However, in tandem with co-owner David Low, it will now fall to Smillie to resolve the not insignificant problem of delivering silverware on a regular basis. A laudable swathe of community involvement that sends players into schools weekly to preach healthy lifestyles will continue. But a single play-off title is a poor return from what has generally been a competitive budget, more so that the side have nine times been losers in major finals. Trophies, he asserted, will become paramount.

“I do not like losing. I want to be part of something successful here. I imagine it was important in the past but I want this franchise to get success. And it’s easy to measure. It’s shiny and silvery and you hold it up. You get a championship at the end of the season. It’s one of the things I like. In a lot of businesses, it’s hard to measure to success. Not so much here.”

Davis, appropriately, received an immediate vote of confidence. With one year left on his current contract, he will be given time to impress and – Smillie pledged – the extra resources he has craved. The Rocks briefly looked like championship contenders this term before a spate of injuries proved fatal. A little extra, the American has argued, would go a long way.

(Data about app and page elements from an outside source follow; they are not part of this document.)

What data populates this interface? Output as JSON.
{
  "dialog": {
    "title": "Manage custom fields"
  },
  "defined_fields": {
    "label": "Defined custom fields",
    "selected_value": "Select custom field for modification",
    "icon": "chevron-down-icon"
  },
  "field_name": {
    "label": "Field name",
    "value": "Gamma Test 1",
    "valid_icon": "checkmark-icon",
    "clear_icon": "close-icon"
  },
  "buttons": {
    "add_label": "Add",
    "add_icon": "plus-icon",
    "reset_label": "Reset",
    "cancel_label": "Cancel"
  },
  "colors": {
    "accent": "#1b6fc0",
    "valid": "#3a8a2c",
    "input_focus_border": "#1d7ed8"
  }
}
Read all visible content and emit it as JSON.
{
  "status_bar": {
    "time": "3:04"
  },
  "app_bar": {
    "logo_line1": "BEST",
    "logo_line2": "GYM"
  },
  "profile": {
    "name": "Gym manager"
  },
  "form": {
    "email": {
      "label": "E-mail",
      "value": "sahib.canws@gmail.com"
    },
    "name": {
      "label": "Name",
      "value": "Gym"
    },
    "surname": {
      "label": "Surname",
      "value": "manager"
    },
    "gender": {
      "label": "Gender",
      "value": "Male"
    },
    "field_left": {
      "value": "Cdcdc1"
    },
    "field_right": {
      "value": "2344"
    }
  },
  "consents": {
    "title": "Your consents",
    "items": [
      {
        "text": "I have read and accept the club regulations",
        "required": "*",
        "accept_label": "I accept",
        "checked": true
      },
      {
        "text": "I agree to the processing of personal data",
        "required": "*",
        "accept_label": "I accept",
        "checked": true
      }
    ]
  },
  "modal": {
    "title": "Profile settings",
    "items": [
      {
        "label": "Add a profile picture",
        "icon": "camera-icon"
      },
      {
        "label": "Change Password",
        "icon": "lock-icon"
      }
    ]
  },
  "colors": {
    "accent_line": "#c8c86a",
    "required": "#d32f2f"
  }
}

And an enlarged squad will be essential if one of the newcomer’s other goals is to be realised. “First things first,” Smillie cautioned. “We want to be the best team in this league. But my ultimate ambition for this franchise is to play in some European format. I can’t put a timeline on it. But it’s absolutely my ambition to go into European basketball.”

One step at a time. Reid has witnessed the fortunes of the BBL ebb and flow, from a boom of arena-based franchises living beyond their means, to the inevitable bust and retrenchment. A modest TV deal with the BBC and the involvement of snooker and darts magnet Barry Hearn in a new pre-season venture are symptoms of a modest recovery. No-one is getting rich, just yet, but it is no longer a money pit with black smoke funnelling out.

“There’s been a few false dawns for basketball,” Smillie acknowledged. “I got into watching it on Channel 4 in the eighties with guys like Alton Byrd. I used to enjoy watching it. It was always going to be the next big sport. Forget the States but you see how big it is elsewhere in Europe. It feels like a good time to invest.”